And so we think these structural reasons are going to continue to make the US–Mexico trade route extremely important. And that’s why Nuvocargo is continuing to build a massive business just serving this trade lane before we expand to others. To that end, most of our team is bilingual with a passion for international trade and logistics and shares an understanding of the intricacies of Mexican culture and the US cultural relationship. This sensitivity helps when dealing with carriers and shippers on both sides of the border.
McKinsey: Everyone’s concerned about the global supply crunch. What do you think can be done to address this?
Deepak Chhugani: There isn’t a simple answer to that, otherwise it would already be resolved. That said, there are many examples of what could be done to improve current supply chains. One part of the solution is having people who don’t directly manage port operations observe what’s going on at the ports, finding different unique ways to alleviate the congestion that’s clogging up supply chains worldwide. For instance, the CEO of Flexport toured the port of Long Beach [in California] and then posted some simple suggestions—such as ending height restrictions for container stacks—on Twitter that were picked up by local authorities.
And then there are the structural issues that are harder to solve, such as driver shortages. Even though people are obsessed with autonomous trucks, it’s going to be a while before we don’t have to rely on truck drivers. At the moment, the best thing that businesses can do to reduce the uncertainties of the supply chain is to have very good relationships with logistics providers and do the best they can to forecast their own demand, which is easier said than done.
What the current supply chain crisis has done is draw more attention to the multifaceted issues that are causing congestions at ports and delays in supply chains. I hope that the attention invites more entrepreneurs and people to come solve these problems. Some of these issues can be solved by technology, but others are more related to government policy. Furthermore, the beauty of the logistics industry is that it’s so intertwined with the supply and demand of what consumers are purchasing. I don’t have the best answer except that we have to keep chipping away at it.

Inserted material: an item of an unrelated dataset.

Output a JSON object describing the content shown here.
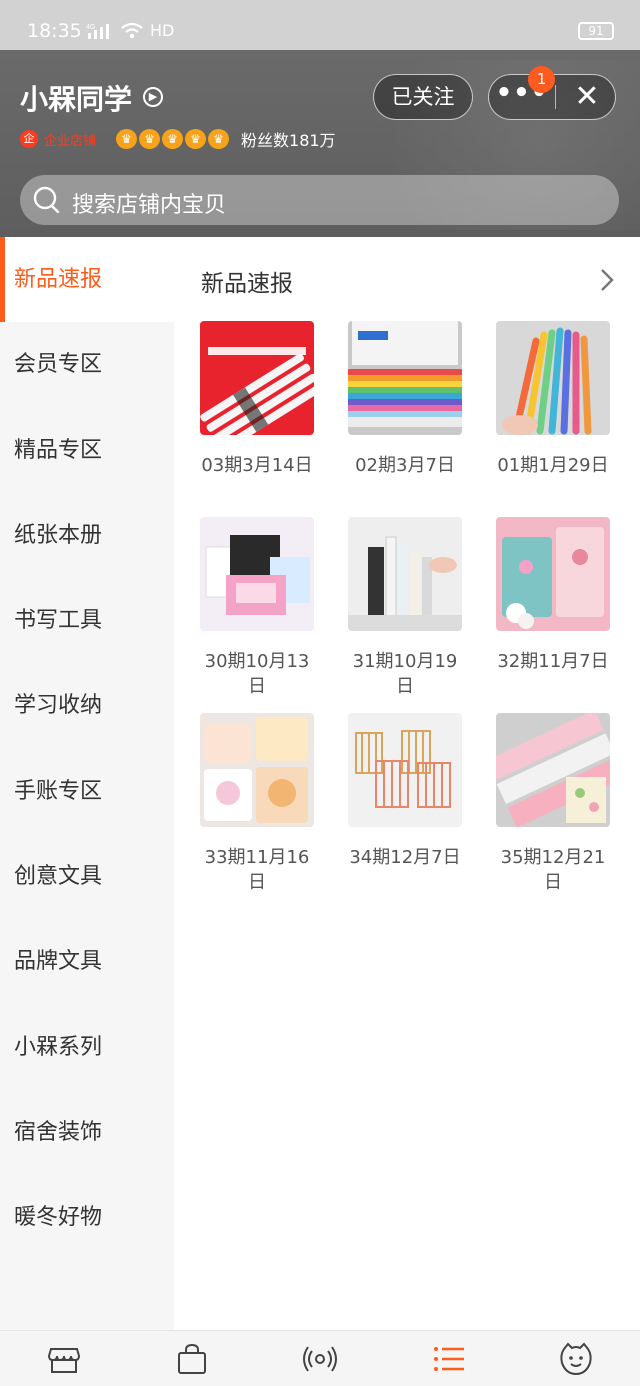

McKinsey: What about sustainability?
Deepak Chhugani: It comes back to building great partnerships. If you’re a larger shipper worried about your carbon footprint and want to reduce it, the first thing is finding ways to track your carbon output. As it relates to transportation and logistics, you’ll have to work with partners that have ways to do that.
Since we’re something of a marketplace connecting shippers and carriers, Nuvocargo is tracking and capturing data for all our clients’ shipments. We track the miles covered by the trucks or carriers that you work with. From there, through technology, we try to match deliveries that reduce empty miles on the road—when the truck is not generating revenues, such as when there’s a shipment from point of origin to destination but none on the return journey—which can create a sizable dent.
Domestically, in the US something like 40 percent of trucks are covering empty miles. We can reduce that statistic by partnering with trucking companies and carriers and helping them understand how to optimize their fleet so that they’re not emitting unnecessary carbon if they don’t have to. Further in the future, electric and autonomous vehicles may create extremely efficient networks, including plotting the most energy-efficient routes to transport goods. When such technologies become a reality, companies could partner with technology-first providers like Nuvocargo that have APIs and engineers who can integrate with them and work together to structure pilots.